Having a blog is a great way to drive new traffic to your company website, as well as positioning your staff as experts in their field.
Having a blog is a great way to drive new traffic to your company website, as well as positioning your senior staff as experts in their field. On the other hand, it can be time consuming and is less likely to bring instant sales results than more traditional marketing activity.
The good news is that there is evidence that blogging can bring businesses positive results – businesses that blog get 67 per cent more leads than those that don’t, according to research by Forrester. Most company websites do not regularly have new content anywhere other than news or blog pages, so blogging is one of the best ways to build your website and give visitors a reason to keep coming back.
The blogosphere is changing, however. Bloggers are writing longer posts, but posting slightly less frequently than they were three years ago. According to the Orbit Media Studios ‘Blogging Statistics and Trends 2017 Survey of Bloggers’, blog writers spent 39 per cent more time on a typical blog post than they did in 2014. In 2014, only one in 20 bloggers spent more than six hours on a typical post – three years later one in eight bloggers were doing this.
The average time spent writing a blog post in 2014 was two hours and 24 mins, compared to three hours 20 minutes in 2017
- In 2014, nearly 30 per cent of bloggers posted at least twice a week
- In 2017 bloggers were most likely to say they were posting several times a month
- Half of bloggers said that spending more time on each post brought better results
- Almost half of bloggers don’t use an editor to review their work at all, but slightly more bloggers were using an editor in 2017 than three years previously
It’s clear that businesses usually benefit from blogging. But what should they blog about? Generally speaking, blogging should be seen as part of the marketing mix – so consider how your blog posts can support wider marketing activity within your company.
At KISS we run content workshops for our clients, which are great way to identify the different content pillars for their target audiences, and then we look at different angles that they could use for blog posts.
SEO and readability
As with any web copy, blog posts should use short sentences and short paragraphs. Subheads help to break up text and – ideally – you don’t want to have more than about four paragraphs before a subhead or an image. Bullet points also help to make information easier to digest. And don’t forget to use images – one or two per post. Infographics can really grab people’s attention, but may not be worth the time investment unless they can be repurposed elsewhere. Or sourced from elsewhere, such as an image library.

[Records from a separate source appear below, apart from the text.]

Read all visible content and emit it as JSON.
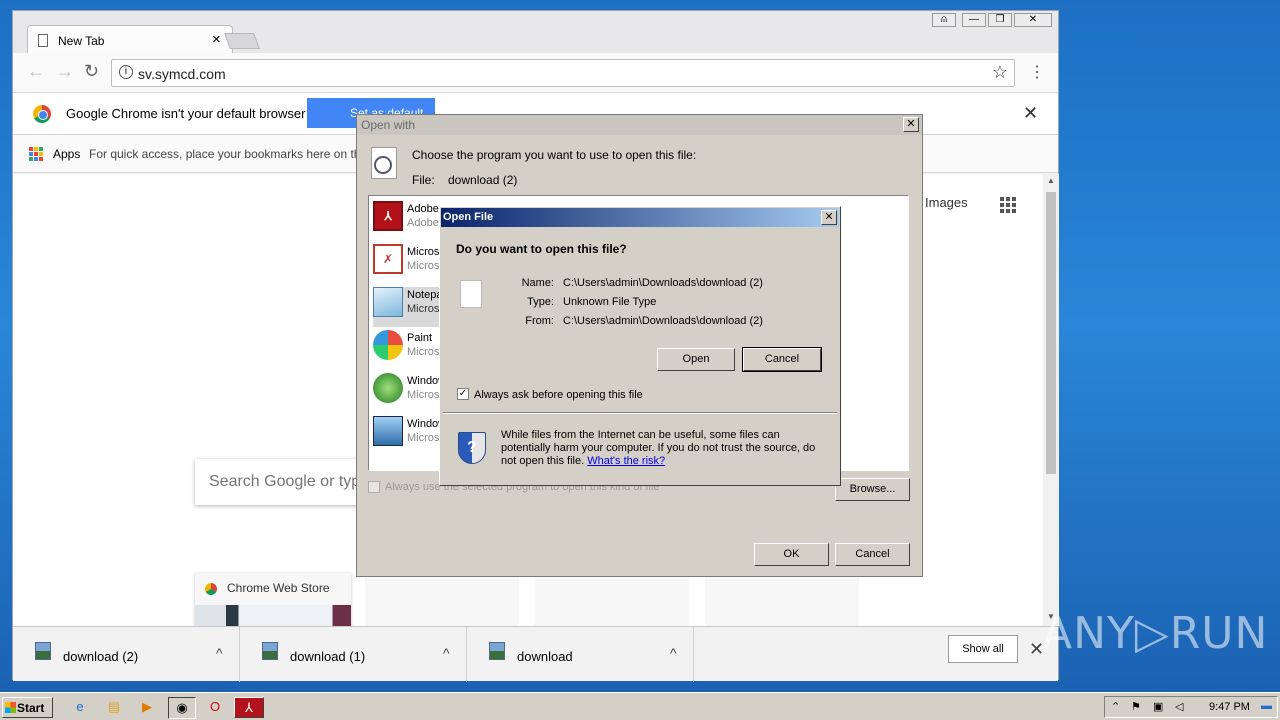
{
  "browser": {
    "tab_title": "New Tab",
    "tab_close": "×",
    "url": "sv.symcd.com",
    "window_controls": {
      "user": "⍝",
      "minimize": "—",
      "restore": "❐",
      "close": "✕"
    },
    "infobar": {
      "message": "Google Chrome isn't your default browser",
      "set_default_label": "Set as default"
    },
    "bookmarks": {
      "apps_label": "Apps",
      "hint": "For quick access, place your bookmarks here on the bookmarks bar."
    },
    "new_tab_page": {
      "images_link": "Images",
      "search_placeholder": "Search Google or type URL",
      "tiles": [
        {
          "label": "Chrome Web Store"
        }
      ]
    },
    "downloads": {
      "items": [
        {
          "name": "download (2)"
        },
        {
          "name": "download (1)"
        },
        {
          "name": "download"
        }
      ],
      "show_all": "Show all"
    }
  },
  "open_with_dialog": {
    "title": "Open with",
    "prompt": "Choose the program you want to use to open this file:",
    "file_label": "File:",
    "file_name": "download (2)",
    "programs": [
      {
        "name": "Adobe",
        "vendor": "Adobe",
        "icon": "adobe-pdf-icon"
      },
      {
        "name": "Microsoft",
        "vendor": "Microsoft",
        "icon": "office-icon"
      },
      {
        "name": "Notepad",
        "vendor": "Microsoft",
        "icon": "notepad-icon"
      },
      {
        "name": "Paint",
        "vendor": "Microsoft",
        "icon": "paint-icon"
      },
      {
        "name": "Windows",
        "vendor": "Microsoft",
        "icon": "windows-media-icon"
      },
      {
        "name": "Windows",
        "vendor": "Microsoft",
        "icon": "photo-viewer-icon"
      }
    ],
    "always_use_label": "Always use the selected program to open this kind of file",
    "browse_button": "Browse...",
    "ok_button": "OK",
    "cancel_button": "Cancel"
  },
  "open_file_dialog": {
    "title": "Open File",
    "question": "Do you want to open this file?",
    "fields": [
      {
        "key": "Name:",
        "value": "C:\\Users\\admin\\Downloads\\download (2)"
      },
      {
        "key": "Type:",
        "value": "Unknown File Type"
      },
      {
        "key": "From:",
        "value": "C:\\Users\\admin\\Downloads\\download (2)"
      }
    ],
    "open_button": "Open",
    "cancel_button": "Cancel",
    "always_ask_label": "Always ask before opening this file",
    "always_ask_checked": true,
    "warning_text": "While files from the Internet can be useful, some files can potentially harm your computer. If you do not trust the source, do not open this file.",
    "risk_link": "What's the risk?"
  },
  "taskbar": {
    "start_label": "Start",
    "clock": "9:47 PM"
  },
  "watermark": "ANY▷RUN",
  "colors": {
    "chrome_blue": "#4285f4",
    "win98_title": "#0a246a",
    "desktop": "#2a86d8"
  }
}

SEO is often foremost in bloggers’ minds. Some points to bear in mind here are:
- Make sure keywords that people are likely to be googling appear in the blog’s heading – abstract headings that might work in print won’t work online
- Put the main keywords at the front of the main heading if you can, as people tend to scan from left to right
- Use a proper subheading setting in your CMS, rather than just doing subheads in bold
- Use relevant keywords throughout your post, but don’t overuse them – Google doesn’t like “keyword stuffing”
- Embed links to high authority websites in your posts
- Use links to other pages on your website, where relevant
- Google likes original copy, not duplicated from anywhere else, and pages that contain more than 300 words
- Don’t forget to fill in the meta description for Google listings and fill in the alt text box next to images
Promoting your posts
Writing the blog post is only half the battle – you need people to know about it. Successful bloggers can spend as much time promoting their posts as writing them.
Here at KISS, we primarily promote our own blog posts using Twitter and LinkedIn – we occasionally use paid social media too. We use a similar strategy for promoting our clients’ content. Both Twitter and LinkedIn make it easy to track views, so you can get a good overview of what sort of posts are the most popular.
A little help
So, in conclusion, blogging can boost any business. It’s a bit of a no brainer if someone in your business has time to take it on. If you don’t have the capacity, or the skill set, among your staff to provide regular blog posts, consider getting outside help.
KISS can provide content and help you devise a content calendar. Why not drop us a line?